U.S. base in the Horn of Africa

Since 2001, the Pentagon has aimed to establish a permanent military base in the Horn of Africa. After the September 11 attacks in Washington and New York, the U.S. Marines relocated the USS Whitney warship off Djibouti’s coast in the Gulf of Aden and eventually moved into the French-built Camp Lemonnier.

The camp is a U.S. naval expeditionary base located at the Djibouti-Ambouli International Airport. It is the home of the Combined Joint Task Force-Horn of Africa of Africom. Navy Admiral Brian L. Losey is base commander.

Djibouti is bordered by Ethiopia, Somalia and Eritrea, making it a valuable asset for U.S. imperialism in its efforts to dominate the Horn of Africa region as well as the Arabian Peninsula.

U.S. imperialism faces increasing instability
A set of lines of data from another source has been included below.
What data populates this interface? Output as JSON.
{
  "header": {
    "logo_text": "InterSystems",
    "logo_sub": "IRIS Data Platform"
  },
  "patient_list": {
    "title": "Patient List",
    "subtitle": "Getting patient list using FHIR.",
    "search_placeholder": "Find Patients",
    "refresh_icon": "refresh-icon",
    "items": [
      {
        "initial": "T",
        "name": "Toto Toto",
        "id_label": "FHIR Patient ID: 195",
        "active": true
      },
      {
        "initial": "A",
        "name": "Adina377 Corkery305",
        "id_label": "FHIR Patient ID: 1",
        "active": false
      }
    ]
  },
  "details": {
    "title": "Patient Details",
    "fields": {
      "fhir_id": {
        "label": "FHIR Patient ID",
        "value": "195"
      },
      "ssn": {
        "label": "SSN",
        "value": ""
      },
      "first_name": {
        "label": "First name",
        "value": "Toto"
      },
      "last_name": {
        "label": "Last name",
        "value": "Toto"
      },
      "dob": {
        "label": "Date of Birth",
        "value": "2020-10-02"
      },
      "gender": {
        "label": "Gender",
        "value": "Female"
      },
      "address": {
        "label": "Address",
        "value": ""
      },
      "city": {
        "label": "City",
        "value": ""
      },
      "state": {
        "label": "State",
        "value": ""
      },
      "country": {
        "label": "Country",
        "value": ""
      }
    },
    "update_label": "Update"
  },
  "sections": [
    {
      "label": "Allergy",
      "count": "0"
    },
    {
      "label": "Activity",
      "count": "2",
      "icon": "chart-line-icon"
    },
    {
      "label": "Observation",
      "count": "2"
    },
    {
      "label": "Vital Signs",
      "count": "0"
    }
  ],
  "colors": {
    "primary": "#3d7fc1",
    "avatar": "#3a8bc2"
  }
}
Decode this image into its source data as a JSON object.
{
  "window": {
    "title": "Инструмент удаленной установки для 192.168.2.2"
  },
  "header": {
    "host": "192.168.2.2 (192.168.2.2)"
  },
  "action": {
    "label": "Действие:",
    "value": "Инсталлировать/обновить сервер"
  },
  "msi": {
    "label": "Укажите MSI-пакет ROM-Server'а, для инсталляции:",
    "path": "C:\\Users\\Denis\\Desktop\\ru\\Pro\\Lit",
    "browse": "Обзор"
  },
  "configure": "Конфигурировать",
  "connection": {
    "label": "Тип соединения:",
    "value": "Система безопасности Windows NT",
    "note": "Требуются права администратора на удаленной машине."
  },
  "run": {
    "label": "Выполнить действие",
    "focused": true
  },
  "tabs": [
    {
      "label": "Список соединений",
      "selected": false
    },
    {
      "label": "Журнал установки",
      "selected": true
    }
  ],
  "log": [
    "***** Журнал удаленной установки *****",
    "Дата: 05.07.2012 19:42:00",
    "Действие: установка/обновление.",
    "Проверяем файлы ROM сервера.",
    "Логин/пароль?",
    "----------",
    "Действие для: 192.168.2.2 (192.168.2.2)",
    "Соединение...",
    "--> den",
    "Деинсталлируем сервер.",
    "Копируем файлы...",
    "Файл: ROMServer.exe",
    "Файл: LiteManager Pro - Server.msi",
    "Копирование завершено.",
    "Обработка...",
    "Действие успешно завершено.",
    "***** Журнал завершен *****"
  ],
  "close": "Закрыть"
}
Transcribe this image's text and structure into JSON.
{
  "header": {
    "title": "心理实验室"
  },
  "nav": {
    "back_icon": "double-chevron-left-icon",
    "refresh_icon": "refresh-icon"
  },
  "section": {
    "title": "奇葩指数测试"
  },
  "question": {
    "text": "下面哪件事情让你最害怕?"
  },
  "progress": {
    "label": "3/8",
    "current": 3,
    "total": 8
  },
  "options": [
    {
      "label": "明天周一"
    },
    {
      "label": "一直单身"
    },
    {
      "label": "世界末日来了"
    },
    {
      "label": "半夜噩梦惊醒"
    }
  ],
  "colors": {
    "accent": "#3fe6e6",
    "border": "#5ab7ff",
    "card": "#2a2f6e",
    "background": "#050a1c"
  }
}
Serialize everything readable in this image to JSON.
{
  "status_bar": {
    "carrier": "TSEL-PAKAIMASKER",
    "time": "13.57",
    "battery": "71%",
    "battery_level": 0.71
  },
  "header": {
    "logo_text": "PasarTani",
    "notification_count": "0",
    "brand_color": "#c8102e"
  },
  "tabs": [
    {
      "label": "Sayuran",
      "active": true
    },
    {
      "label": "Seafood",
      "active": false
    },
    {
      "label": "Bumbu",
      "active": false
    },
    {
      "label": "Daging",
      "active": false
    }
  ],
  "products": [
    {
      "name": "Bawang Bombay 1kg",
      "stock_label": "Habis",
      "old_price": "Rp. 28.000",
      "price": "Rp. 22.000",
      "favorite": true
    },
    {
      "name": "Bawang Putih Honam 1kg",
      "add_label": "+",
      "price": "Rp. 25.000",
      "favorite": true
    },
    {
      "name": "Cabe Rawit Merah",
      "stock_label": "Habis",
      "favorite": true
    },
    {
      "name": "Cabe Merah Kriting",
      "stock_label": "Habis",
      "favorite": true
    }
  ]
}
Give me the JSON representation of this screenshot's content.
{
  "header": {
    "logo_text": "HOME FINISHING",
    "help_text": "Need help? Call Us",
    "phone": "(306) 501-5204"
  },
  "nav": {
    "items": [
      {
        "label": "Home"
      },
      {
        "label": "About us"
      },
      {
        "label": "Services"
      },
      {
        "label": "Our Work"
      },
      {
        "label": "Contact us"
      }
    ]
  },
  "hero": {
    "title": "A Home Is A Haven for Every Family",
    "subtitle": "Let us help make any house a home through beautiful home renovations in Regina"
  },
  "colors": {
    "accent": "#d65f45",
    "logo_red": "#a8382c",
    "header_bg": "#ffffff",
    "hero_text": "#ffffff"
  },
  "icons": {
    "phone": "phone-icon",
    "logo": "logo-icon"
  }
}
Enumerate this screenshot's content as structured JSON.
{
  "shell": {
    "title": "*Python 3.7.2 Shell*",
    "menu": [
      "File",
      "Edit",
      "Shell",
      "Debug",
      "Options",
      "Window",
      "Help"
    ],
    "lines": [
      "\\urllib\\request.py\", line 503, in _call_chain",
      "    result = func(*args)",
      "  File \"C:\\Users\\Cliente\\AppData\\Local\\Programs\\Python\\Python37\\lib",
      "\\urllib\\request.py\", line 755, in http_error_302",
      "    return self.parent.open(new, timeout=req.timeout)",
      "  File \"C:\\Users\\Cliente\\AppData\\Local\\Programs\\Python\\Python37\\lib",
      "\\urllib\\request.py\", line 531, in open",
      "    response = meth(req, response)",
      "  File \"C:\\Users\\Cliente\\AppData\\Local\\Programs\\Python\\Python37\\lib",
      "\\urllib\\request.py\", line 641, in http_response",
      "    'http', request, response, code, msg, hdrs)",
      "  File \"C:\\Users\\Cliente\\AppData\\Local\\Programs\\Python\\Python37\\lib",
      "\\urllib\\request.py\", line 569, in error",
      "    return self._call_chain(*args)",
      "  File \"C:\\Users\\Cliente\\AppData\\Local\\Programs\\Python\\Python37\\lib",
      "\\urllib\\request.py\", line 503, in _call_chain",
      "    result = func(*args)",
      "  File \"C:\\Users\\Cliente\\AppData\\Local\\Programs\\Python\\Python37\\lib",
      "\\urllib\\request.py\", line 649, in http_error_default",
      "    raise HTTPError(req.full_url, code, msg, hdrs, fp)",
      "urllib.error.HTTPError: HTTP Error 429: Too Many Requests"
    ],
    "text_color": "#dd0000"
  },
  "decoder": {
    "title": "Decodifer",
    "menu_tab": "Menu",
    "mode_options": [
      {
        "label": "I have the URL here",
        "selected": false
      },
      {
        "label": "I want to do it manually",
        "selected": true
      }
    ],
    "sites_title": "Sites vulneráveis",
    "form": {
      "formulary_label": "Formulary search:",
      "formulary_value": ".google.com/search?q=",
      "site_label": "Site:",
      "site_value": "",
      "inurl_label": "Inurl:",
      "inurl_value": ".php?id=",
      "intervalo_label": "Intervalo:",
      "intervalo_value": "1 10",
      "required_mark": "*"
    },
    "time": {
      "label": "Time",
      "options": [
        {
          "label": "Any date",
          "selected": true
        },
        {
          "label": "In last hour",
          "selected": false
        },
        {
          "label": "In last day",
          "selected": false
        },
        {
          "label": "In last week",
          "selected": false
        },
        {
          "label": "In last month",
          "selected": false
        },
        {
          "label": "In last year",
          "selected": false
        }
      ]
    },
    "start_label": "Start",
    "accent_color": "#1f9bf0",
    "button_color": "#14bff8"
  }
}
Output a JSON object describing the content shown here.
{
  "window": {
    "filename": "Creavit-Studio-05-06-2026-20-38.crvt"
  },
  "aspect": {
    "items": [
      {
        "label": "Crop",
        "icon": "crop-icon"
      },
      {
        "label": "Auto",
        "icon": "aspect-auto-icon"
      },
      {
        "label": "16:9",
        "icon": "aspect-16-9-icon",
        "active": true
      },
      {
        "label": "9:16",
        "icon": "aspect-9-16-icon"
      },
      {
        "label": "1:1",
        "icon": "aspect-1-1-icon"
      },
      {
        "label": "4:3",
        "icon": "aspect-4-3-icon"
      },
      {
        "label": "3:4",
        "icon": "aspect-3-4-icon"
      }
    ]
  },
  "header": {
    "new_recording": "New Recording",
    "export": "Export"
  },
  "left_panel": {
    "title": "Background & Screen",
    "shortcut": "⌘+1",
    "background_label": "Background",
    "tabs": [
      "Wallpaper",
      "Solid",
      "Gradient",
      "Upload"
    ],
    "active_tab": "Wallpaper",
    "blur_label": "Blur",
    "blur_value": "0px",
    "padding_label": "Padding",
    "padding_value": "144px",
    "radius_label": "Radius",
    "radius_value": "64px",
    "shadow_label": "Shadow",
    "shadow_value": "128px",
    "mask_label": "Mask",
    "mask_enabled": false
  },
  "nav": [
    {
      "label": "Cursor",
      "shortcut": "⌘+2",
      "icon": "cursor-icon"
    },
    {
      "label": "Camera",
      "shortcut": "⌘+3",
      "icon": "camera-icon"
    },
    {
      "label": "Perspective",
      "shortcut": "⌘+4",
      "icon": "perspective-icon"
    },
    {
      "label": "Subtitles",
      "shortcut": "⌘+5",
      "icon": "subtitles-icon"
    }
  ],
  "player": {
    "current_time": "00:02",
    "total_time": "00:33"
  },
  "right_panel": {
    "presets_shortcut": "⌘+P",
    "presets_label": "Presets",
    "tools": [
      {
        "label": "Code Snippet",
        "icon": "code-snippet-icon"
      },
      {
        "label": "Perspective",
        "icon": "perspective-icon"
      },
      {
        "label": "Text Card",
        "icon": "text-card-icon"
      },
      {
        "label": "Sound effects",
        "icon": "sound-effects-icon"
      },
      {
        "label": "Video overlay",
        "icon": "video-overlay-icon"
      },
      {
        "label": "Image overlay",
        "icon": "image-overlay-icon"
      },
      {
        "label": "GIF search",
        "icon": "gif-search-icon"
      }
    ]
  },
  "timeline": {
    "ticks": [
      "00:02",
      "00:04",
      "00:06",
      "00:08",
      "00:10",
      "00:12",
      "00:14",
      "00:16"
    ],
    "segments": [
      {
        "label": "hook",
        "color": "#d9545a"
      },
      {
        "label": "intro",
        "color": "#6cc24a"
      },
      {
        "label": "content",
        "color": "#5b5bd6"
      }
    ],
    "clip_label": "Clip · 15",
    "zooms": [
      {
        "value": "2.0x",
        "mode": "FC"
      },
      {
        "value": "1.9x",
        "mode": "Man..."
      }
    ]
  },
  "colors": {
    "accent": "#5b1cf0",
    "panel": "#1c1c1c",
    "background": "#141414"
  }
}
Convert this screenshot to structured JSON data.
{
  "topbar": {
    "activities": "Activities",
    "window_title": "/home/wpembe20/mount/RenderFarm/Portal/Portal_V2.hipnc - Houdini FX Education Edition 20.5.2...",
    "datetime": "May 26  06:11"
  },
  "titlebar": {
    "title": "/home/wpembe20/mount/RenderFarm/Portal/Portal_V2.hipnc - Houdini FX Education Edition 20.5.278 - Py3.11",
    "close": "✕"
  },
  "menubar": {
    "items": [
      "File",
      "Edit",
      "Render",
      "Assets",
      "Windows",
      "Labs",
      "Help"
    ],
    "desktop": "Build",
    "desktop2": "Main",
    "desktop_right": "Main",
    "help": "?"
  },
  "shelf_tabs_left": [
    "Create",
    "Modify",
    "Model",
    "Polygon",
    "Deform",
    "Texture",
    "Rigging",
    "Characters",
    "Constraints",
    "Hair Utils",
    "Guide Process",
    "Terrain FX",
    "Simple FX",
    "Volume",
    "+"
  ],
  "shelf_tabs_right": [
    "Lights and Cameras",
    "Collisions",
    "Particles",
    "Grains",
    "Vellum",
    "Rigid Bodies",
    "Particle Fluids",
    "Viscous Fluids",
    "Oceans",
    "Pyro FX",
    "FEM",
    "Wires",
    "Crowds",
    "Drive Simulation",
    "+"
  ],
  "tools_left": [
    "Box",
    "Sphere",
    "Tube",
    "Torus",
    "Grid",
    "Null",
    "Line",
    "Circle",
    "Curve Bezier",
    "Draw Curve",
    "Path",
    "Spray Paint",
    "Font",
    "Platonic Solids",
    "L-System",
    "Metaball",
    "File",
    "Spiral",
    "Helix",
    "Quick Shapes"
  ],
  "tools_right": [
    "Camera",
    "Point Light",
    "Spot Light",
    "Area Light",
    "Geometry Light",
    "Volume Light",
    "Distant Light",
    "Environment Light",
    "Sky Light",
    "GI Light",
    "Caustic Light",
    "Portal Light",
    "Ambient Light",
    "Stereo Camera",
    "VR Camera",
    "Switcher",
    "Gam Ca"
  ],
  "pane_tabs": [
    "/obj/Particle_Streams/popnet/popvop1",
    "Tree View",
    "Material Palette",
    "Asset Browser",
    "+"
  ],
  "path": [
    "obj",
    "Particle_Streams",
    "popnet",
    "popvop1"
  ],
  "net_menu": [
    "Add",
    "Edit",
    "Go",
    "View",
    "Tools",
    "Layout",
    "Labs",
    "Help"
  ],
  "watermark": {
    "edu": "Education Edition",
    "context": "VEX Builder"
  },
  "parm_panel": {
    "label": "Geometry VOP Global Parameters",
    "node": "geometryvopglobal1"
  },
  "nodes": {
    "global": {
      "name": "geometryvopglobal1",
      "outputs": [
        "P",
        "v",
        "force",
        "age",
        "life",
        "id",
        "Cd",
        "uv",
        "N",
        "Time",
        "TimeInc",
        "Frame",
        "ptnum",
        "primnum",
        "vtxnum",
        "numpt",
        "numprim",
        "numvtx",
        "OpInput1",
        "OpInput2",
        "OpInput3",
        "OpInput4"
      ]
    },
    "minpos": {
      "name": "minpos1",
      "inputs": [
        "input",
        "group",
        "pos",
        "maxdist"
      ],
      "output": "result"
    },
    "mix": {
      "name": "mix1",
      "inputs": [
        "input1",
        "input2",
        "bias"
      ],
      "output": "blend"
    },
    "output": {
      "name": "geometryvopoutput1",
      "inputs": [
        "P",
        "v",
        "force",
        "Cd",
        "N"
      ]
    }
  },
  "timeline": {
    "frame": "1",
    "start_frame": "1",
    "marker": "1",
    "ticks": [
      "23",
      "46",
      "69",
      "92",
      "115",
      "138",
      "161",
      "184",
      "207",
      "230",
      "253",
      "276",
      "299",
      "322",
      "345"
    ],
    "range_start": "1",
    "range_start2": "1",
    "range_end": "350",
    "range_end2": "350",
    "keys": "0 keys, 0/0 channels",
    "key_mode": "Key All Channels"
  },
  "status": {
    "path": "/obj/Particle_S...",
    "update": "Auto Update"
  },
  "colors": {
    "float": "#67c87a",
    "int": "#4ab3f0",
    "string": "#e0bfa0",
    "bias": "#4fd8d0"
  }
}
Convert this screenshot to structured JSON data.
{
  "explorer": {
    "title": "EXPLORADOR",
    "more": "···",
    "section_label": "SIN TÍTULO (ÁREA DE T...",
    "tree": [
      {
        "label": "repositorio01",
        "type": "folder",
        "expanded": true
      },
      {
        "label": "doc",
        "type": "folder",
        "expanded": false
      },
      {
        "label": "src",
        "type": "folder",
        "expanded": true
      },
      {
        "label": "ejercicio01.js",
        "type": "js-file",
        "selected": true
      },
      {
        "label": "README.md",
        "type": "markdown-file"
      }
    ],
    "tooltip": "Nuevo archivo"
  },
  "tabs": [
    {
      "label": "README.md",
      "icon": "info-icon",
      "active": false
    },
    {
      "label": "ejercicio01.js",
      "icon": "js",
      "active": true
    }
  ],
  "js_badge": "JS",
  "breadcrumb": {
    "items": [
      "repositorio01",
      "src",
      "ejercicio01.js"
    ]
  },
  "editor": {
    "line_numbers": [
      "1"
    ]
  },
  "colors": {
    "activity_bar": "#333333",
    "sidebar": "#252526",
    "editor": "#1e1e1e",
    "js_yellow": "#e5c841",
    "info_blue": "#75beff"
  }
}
The demonstrations in Djibouti could pose a grave threat to Washington’s overall strategy of dominance in the Horn of Africa, the Gulf of Aden and the Arabian Peninsula. Although it is not clear in which direction these demonstrations will lead, if they result in the collapse of the existing regime, it could raise the specter of a new government demanding the removal of the U.S. naval base at Camp Lemonnier, Africom’s only known base on the continent.

The recent wave of popular uprisings throughout North Africa and the Arabian Peninsula is taking place amid an escalation of military operations in Afghanistan and Iraq. These Pentagon-directed campaigns have been overshadowed by the corporate media’s focus on the mass demonstrations in Tunisia, Egypt, Jordan, Morocco, Bahrain, Algeria and other states.

U.S. and NATO attacks on civilian areas in Afghanistan resulting in massive deaths have fueled opposition and resistance to the ongoing occupation. Protests in southern Iraq are aimed at the U.S.-installed puppet regime over its poor delivery of services to the population.

With the U.S. being forced to respond to so many outbreaks of political unrest in North Africa, the Middle East and Central Asia, Washington is re-evaluating its foreign policy in these geopolitical regions. Pentagon Joint Chiefs of Staff head, Admiral Mike Mullen, is touring countries including Djibouti, Saudi Arabia, Qatar, the United Arab Emirates and Kuwait.

U.S. anti-war and anti-imperialist forces must follow these developments closely and adopt political programs and slogans that express solidarity with the progressive character of the demonstrations, rebellions and uprisings sweeping these areas of the world.